Your output should be each line from the material below that has the word "name".

____ Data shown

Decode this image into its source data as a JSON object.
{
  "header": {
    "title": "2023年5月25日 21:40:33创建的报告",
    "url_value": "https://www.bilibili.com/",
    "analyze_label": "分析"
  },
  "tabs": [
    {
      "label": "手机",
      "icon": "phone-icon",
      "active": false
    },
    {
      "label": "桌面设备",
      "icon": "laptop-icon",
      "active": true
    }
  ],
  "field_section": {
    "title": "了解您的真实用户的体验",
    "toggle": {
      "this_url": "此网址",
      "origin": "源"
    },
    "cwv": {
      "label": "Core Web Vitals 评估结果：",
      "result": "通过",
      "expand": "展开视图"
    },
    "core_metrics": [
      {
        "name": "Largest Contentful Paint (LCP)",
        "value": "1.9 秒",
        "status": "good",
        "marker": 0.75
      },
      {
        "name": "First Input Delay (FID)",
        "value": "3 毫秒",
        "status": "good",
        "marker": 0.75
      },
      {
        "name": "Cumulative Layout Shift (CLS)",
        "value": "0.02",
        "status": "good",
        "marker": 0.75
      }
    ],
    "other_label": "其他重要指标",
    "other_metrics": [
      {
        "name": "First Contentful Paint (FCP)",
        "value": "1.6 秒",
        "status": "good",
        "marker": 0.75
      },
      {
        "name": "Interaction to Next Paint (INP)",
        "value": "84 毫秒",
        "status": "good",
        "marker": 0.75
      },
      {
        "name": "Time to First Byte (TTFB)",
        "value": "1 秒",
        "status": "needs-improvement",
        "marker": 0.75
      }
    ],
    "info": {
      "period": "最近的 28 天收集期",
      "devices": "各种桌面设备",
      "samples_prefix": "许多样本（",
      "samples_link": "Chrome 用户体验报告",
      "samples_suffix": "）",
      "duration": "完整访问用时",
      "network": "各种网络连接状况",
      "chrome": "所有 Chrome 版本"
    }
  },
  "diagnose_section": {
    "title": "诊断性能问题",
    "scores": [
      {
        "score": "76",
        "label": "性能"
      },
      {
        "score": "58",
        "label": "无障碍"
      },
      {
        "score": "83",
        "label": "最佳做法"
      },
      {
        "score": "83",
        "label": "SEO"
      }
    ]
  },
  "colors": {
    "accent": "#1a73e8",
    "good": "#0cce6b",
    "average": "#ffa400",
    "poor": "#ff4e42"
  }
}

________

Reply:
        "name": "Largest Contentful Paint (LCP)",
        "name": "First Input Delay (FID)",
        "name": "Cumulative Layout Shift (CLS)",
        "name": "First Contentful Paint (FCP)",
        "name": "Interaction to Next Paint (INP)",
        "name": "Time to First Byte (TTFB)",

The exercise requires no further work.